Poverty and migration are stubborn problems in Honduras but Hernandez's government is determined to combat both.
Honduras is working on a new economic growth strategy to curb migration and poverty after the failure of its Honduras 2020 development plan to do either.
“Nothing was achieved,” conceded Peter Fleming, president of the old plan’s leadership committee, adding that the government is in the process of naming a new management team with President Juan Orlando Hernandez set to appoint it in coming weeks.
The five-year Honduras 2020 plan aimed to create 600,000 jobs and boost exports to $14 billion in the hopes that this would help the impoverished nation halve child migration and reduce poverty.
The plan’s new management team will consist of industry chiefs as opposed to top businessmen with individualistic goals, Fleming revealed. “Now we will have the presidents of several industry associations such as the maquila and banking industries as well as agricultural cooperatives who will have their broader members’ interests in mind such as those operating coffee or palm oil plantations,” he said.
The hope is that by having cooperatives representing impoverished farmers or campesinos inside the new structure, financial inclusion will gain traction in a country where a large percentage of people are unbanked.

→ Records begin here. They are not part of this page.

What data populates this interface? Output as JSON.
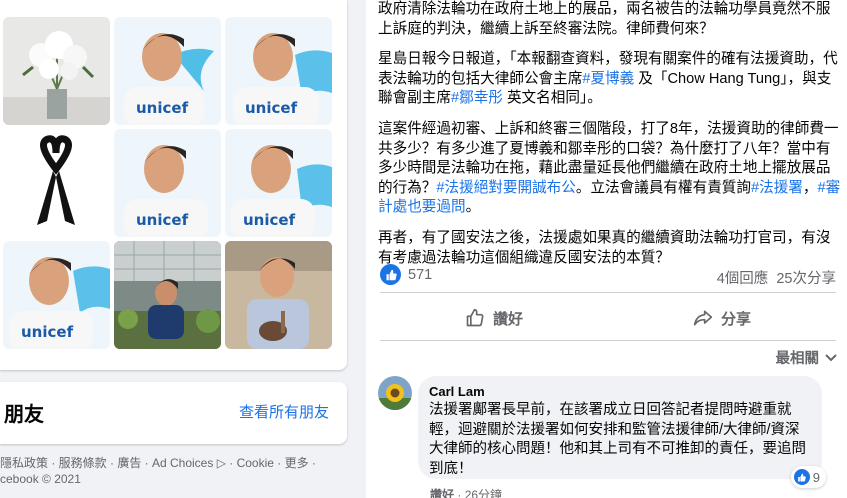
{
  "photos": [
    {
      "name": "white-flowers-photo"
    },
    {
      "name": "unicef-portrait-1"
    },
    {
      "name": "unicef-portrait-2"
    },
    {
      "name": "black-ribbon-photo"
    },
    {
      "name": "unicef-portrait-3"
    },
    {
      "name": "unicef-portrait-4"
    },
    {
      "name": "unicef-portrait-5"
    },
    {
      "name": "garden-photo"
    },
    {
      "name": "tea-cup-photo"
    }
  ],
  "unicef_text": "unicef",
  "friends": {
    "title": "朋友",
    "see_all": "查看所有朋友"
  },
  "footer": {
    "line1": "隱私政策 · 服務條款 · 廣告 · Ad Choices ▷ · Cookie · 更多 ·",
    "line2": "cebook © 2021"
  },
  "post": {
    "p1": "政府清除法輪功在政府土地上的展品，兩名被告的法輪功學員竟然不服上訴庭的判決，繼續上訴至終審法院。律師費何來？",
    "p2_a": "星島日報今日報道，「本報翻查資料，發現有關案件的確有法援資助，代表法輪功的包括大律師公會主席",
    "p2_tag1": "#夏博義",
    "p2_b": "及「Chow Hang Tung」，與支聯會副主席",
    "p2_tag2": "#鄒幸彤",
    "p2_c": "英文名相同」。",
    "p3_a": "這案件經過初審、上訴和終審三個階段，打了8年，法援資助的律師費一共多少？有多少進了夏博義和鄒幸彤的口袋？為什麼打了八年？當中有多少時間是法輪功在拖，藉此盡量延長他們繼續在政府土地上擺放展品的行為？",
    "p3_tag1": "#法援絕對要開誠布公",
    "p3_b": "。立法會議員有權有責質詢",
    "p3_tag2": "#法援署",
    "p3_c": "，",
    "p3_tag3": "#審計處也要過問",
    "p3_d": "。",
    "p4": "再者，有了國安法之後，法援處如果真的繼續資助法輪功打官司，有沒有考慮過法輪功這個組織違反國安法的本質？"
  },
  "stats": {
    "likes": "571",
    "comments": "4個回應",
    "shares": "25次分享"
  },
  "actions": {
    "like": "讚好",
    "share": "分享"
  },
  "sort_label": "最相關",
  "comment": {
    "author": "Carl Lam",
    "text": "法援署鄺署長早前，在該署成立日回答記者提問時避重就輕，迴避關於法援署如何安排和監管法援律師/大律師/資深大律師的核心問題！他和其上司有不可推卸的責任，要追問到底！",
    "reactions": "9",
    "like": "讚好",
    "time": "26分鐘"
  },
  "colors": {
    "link": "#1a73e8",
    "like_blue": "#1b74e4",
    "secondary_text": "#65676b"
  }
}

“We want to guarantee that all economic sectors have a voice and can present their own growth strategies to dynamize the economy,” Fleming mused. “We don’t just want bankers looking to lend to bankable people only or just to the textiles sector.”
While the administration works to hammer out the new charter, there is consensus about its three overarching goals: Boosting investment, promoting exports and improving the country’s image, Fleming said. That contrasts with the former strategy that sought to develop six key economic sectors: maquila manufacturing, intermediate manufacturing, agriculture, IT business services, tourism and energy/real-estate.
“These six sectors defined our three new themes of investment, exports and image in the older plan,” Fleming explained. “We want to do the opposite now. We want to provide opportunities for other sectors to attract investments.”
To boost exports, which range from $8 billion to $10 billion annually, Hernandez’s embattled government is also considering lifting so-called solidarity micro credits for small and midsize businesses to help them access new export markets.
Already, the state distributed $65 million of such aid in 2019 and is poised to provide significantly more in 2020, according to Fleming. The government will also work to create new markets for farmers and educate consumers to save remittances (which account for 20% of GDP) to start future businesses as part of a new entrepreneurship push.
Meanwhile, improving Honduras’ tarnished international image is crucial to generate new foreign investment after a disputed election in 2017 fueled calls for Hernandez’s resignation (with a stinging U.S. cocaine trafficking conviction against his brother making a bad situation worse).
“We have to work on an image to become an investment hub by changing Honduras’ negative perception,” said Fleming, echoing analysts and economists’ views that the country could witness further political turmoil in the run-up to the 2021 elections.
One such effort was the recent passage of a decree to extend Honduras’ free-trade zones tax breaks to 25 years from 15. The move will create 15,000 jobs and draw $500 million in new investments this year, Fleming claimed.
Observers said the job targets are overhyped and slammed the government for using Honduras 2020 as political propaganda.
“The [old] 2020 plan is wet paper,” said Joel Almendares, director of labor trades union CUTH. “It was a strategy to entertain people by saying it would create 600,000 jobs but it has not done that at all. We have less employment every day.”
Foreign multinationals are also nervous about Honduras’ growing violence and volatility with Unilever and Guatemala-based Intrefica closing soap recently, axing 2,000 workers.